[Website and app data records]
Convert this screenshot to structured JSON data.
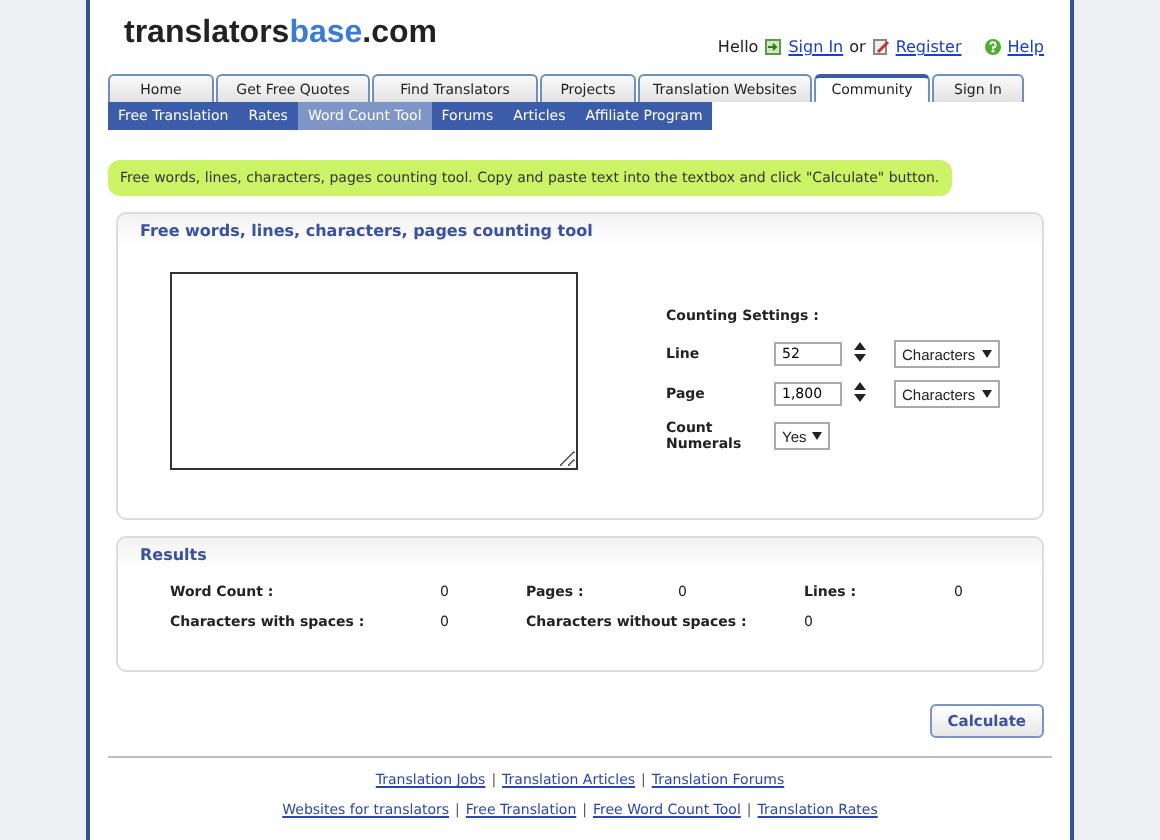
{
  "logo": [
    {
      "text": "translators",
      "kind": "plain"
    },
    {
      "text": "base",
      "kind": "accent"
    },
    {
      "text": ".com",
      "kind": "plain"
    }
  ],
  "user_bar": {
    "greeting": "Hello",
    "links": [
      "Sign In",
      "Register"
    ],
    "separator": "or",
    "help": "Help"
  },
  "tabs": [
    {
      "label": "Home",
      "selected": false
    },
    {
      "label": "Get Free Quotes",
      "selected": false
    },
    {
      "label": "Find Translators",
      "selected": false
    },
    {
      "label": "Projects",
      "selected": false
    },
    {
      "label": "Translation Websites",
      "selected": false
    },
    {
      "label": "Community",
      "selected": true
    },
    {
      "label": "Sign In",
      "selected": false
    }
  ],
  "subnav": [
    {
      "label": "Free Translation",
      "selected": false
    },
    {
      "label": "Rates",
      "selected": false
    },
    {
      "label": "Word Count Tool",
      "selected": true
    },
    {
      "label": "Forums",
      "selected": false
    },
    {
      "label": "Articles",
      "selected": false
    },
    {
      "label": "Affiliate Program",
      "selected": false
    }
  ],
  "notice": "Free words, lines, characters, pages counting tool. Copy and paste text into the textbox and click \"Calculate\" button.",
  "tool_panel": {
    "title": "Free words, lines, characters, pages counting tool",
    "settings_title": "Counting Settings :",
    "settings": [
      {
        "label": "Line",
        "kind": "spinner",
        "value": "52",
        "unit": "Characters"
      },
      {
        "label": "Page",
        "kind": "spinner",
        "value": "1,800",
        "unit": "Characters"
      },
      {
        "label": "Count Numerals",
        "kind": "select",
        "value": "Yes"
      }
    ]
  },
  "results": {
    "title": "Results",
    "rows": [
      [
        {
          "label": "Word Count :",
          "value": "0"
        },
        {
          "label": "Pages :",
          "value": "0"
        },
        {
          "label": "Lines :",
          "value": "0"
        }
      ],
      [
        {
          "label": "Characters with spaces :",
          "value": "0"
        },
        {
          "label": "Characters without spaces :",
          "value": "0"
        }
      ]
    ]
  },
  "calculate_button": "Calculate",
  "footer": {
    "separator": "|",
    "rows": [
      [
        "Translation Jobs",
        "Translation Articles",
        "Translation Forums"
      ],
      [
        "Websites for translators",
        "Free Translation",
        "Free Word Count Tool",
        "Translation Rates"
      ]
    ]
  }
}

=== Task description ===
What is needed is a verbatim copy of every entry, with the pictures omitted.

=== Answer for the task ===
Convert this screenshot to structured JSON data.
{
  "logo": [
    {
      "text": "translators",
      "kind": "plain"
    },
    {
      "text": "base",
      "kind": "accent"
    },
    {
      "text": ".com",
      "kind": "plain"
    }
  ],
  "user_bar": {
    "greeting": "Hello",
    "links": [
      "Sign In",
      "Register"
    ],
    "separator": "or",
    "help": "Help"
  },
  "tabs": [
    {
      "label": "Home",
      "selected": false
    },
    {
      "label": "Get Free Quotes",
      "selected": false
    },
    {
      "label": "Find Translators",
      "selected": false
    },
    {
      "label": "Projects",
      "selected": false
    },
    {
      "label": "Translation Websites",
      "selected": false
    },
    {
      "label": "Community",
      "selected": true
    },
    {
      "label": "Sign In",
      "selected": false
    }
  ],
  "subnav": [
    {
      "label": "Free Translation",
      "selected": false
    },
    {
      "label": "Rates",
      "selected": false
    },
    {
      "label": "Word Count Tool",
      "selected": true
    },
    {
      "label": "Forums",
      "selected": false
    },
    {
      "label": "Articles",
      "selected": false
    },
    {
      "label": "Affiliate Program",
      "selected": false
    }
  ],
  "notice": "Free words, lines, characters, pages counting tool. Copy and paste text into the textbox and click \"Calculate\" button.",
  "tool_panel": {
    "title": "Free words, lines, characters, pages counting tool",
    "settings_title": "Counting Settings :",
    "settings": [
      {
        "label": "Line",
        "kind": "spinner",
        "value": "52",
        "unit": "Characters"
      },
      {
        "label": "Page",
        "kind": "spinner",
        "value": "1,800",
        "unit": "Characters"
      },
      {
        "label": "Count Numerals",
        "kind": "select",
        "value": "Yes"
      }
    ]
  },
  "results": {
    "title": "Results",
    "rows": [
      [
        {
          "label": "Word Count :",
          "value": "0"
        },
        {
          "label": "Pages :",
          "value": "0"
        },
        {
          "label": "Lines :",
          "value": "0"
        }
      ],
      [
        {
          "label": "Characters with spaces :",
          "value": "0"
        },
        {
          "label": "Characters without spaces :",
          "value": "0"
        }
      ]
    ]
  },
  "calculate_button": "Calculate",
  "footer": {
    "separator": "|",
    "rows": [
      [
        "Translation Jobs",
        "Translation Articles",
        "Translation Forums"
      ],
      [
        "Websites for translators",
        "Free Translation",
        "Free Word Count Tool",
        "Translation Rates"
      ]
    ]
  }
}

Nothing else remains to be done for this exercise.